“She was a very, very tough lady,” Mr. Skotak said. “She carried a phaser with her right up to the end.” https://t.co/jH3MxZQyHi
— Alexandra Petri (@petridishes) December 4, 2019
I’ve always thought of Fontana as the Mother of All Trekkies — she showed us it was possible. Yes, of course, that women could succeed at writing ‘action shows’ for television (which was no small thing). But also that women — we — could play with the two-dimensional sci-fi Wagon-Train-to-the-Stars characters (mysterious dark alien, stalwart trickster captain, hard-bitten hard-drinking medical man) and make something worth sharing. She certainly wasn’t the first to turn fanfic into a living (I can’t be the only one who wanted, back in the day, to see Nimoy and Shatner do a turn as Sherlock and Watson) but she gave a STEM-curious generation the key to a particular door…
D.C. Fontana, who helped craft the lore of the 1960s television series “Star Trek” and developed one of its signature characters, Spock, as the show’s first female writer, died on Tuesday at a hospital in Burbank, Calif. She was 80.
Her husband and only immediate survivor, Dennis Skotak, said the cause was cancer.
Ms. Fontana was part of the “Star Trek” universe from its early days, working alongside the show’s creator, Gene Roddenberry, as a story editor and writer…
In a 2013 interview with StarTrek.com, the franchise’s official website, Ms. Fontana said she thought her greatest contribution to the franchise had been “primarily the development of Spock as a character and Vulcan as a history/background/culture from which he sprang.”

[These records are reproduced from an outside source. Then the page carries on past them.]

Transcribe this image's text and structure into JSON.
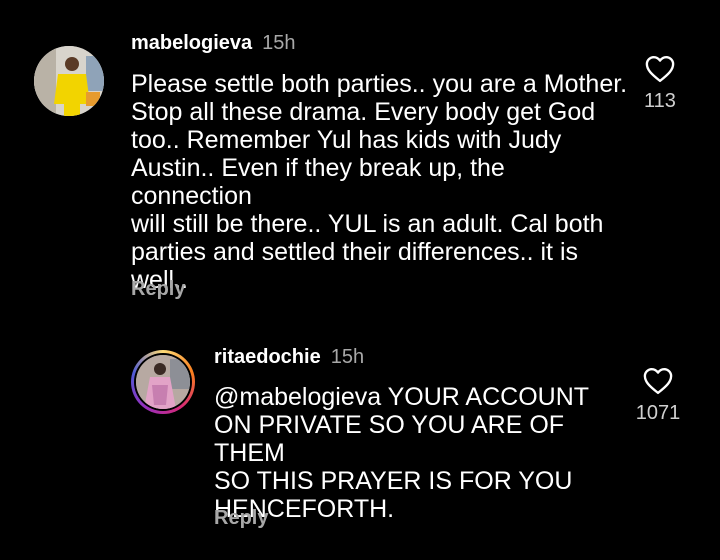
{
  "comments": [
    {
      "username": "mabelogieva",
      "time": "15h",
      "text": "Please settle both parties.. you are a Mother.\nStop all these drama. Every body get God\ntoo.. Remember Yul has kids with Judy\nAustin.. Even if they break up, the connection\nwill still be there.. YUL is an adult. Cal both\nparties and settled their differences.. it is\nwell..",
      "reply_label": "Reply",
      "like_count": "113",
      "like_icon": "heart-outline-icon"
    },
    {
      "username": "ritaedochie",
      "time": "15h",
      "text": "@mabelogieva YOUR ACCOUNT\nON PRIVATE SO YOU ARE OF THEM\nSO THIS PRAYER IS FOR YOU\nHENCEFORTH.",
      "reply_label": "Reply",
      "like_count": "1071",
      "like_icon": "heart-outline-icon",
      "has_story_ring": true
    }
  ],
  "colors": {
    "background": "#000000",
    "text": "#ffffff",
    "secondary_text": "#a8a8a8"
  }
}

She fleshed out the character’s back story as the child of a human mother and a Vulcan father while she was a story editor and associate producer for “Star Trek: The Animated Series” in the 1970s. She later wrote, with Mr. Roddenberry, the pilot that launched “Star Trek: The Next Generation” in 1987.
Dorothy Catherine Fontana was born on March 25, 1939, in Sussex, N.J. She was raised by a single mother in Totowa, N.J., and dreamed of becoming a novelist, she said in an interview with the Writers Guild Foundation in 2014.
After high school, she studied to become a secretary at Fairleigh Dickinson University in New Jersey. She told the foundation that she had thought that clerical work would be a good day job for an aspiring novelist, but that her goals had changed when she became a secretary at Columbia Pictures’ television arm, which was based in New York.
When her boss died of a heart attack, leaving her jobless after just two months, she decided to move to California, in December 1959, to see if she could break into television writing. She achieved early success selling scripts to western series, which were popular in the early 1960s, including “The Tall Man,” “Shotgun Slade” and “Frontier Circus.” …
Ms. Fontana wrote for all three seasons of the original series. She later wrote for other science fiction shows, including “Star Trek: Deep Space Nine,” “The Six Million Dollar Man” and “Babylon 5,” as well as influential series outside that genre like “Bonanza,” “Dallas” and “The Waltons.” …
Speaking to StarTrek.com in 2013, Ms. Fontana reflected on what it was like to be a female writer in Hollywood in the 1960s. While working on “Star Trek,” she said, she did not realize that she had gone where no woman had gone before.
“At the time, I wasn’t especially aware there were so few female writers doing action adventure scripts,” she said. “There were plenty doing soaps, comedies, or on variety shows. By choosing to do action adventure, I was in an elite, very talented and very different group of women writers.”
From the blog The Objective Standard:
… [W]hat truly set Fontana apart was the artistic integrity of her own work. Consider, for example, “This Side of Paradise,” which tells the story of the “logical” Mr. Spock discovering emotions, falling in love, and being tempted to abandon his lifelong mission of discovery in order to remain in a seeming paradise forever. With its elegant dialogue and sympathetic tone, the episode evokes the viewer’s emotions but takes a firm stand against utopian fantasies and in favor of embracing the more rewarding challenges of real life. Reducing such a complex plot, profound ideas, and compelling character developments to a single hour-long episode was a remarkable achievement.
It was par for the course for Fontana, however, who earned a reputation for hard work and intense focus. “The first draft [a producer] gets is really my third or fourth draft, because I’m always refining,” she said. Conscious of the practical limitations of producing a series within money and time constraints, she was nevertheless committed to her artistic vision. “I just work at it so hard that I feel, this is what I want to say.”…
Asked once how she would like to be remembered, her answer was simple—and characteristically straightforward. “I would like to be remembered most just for being a damn good writer.”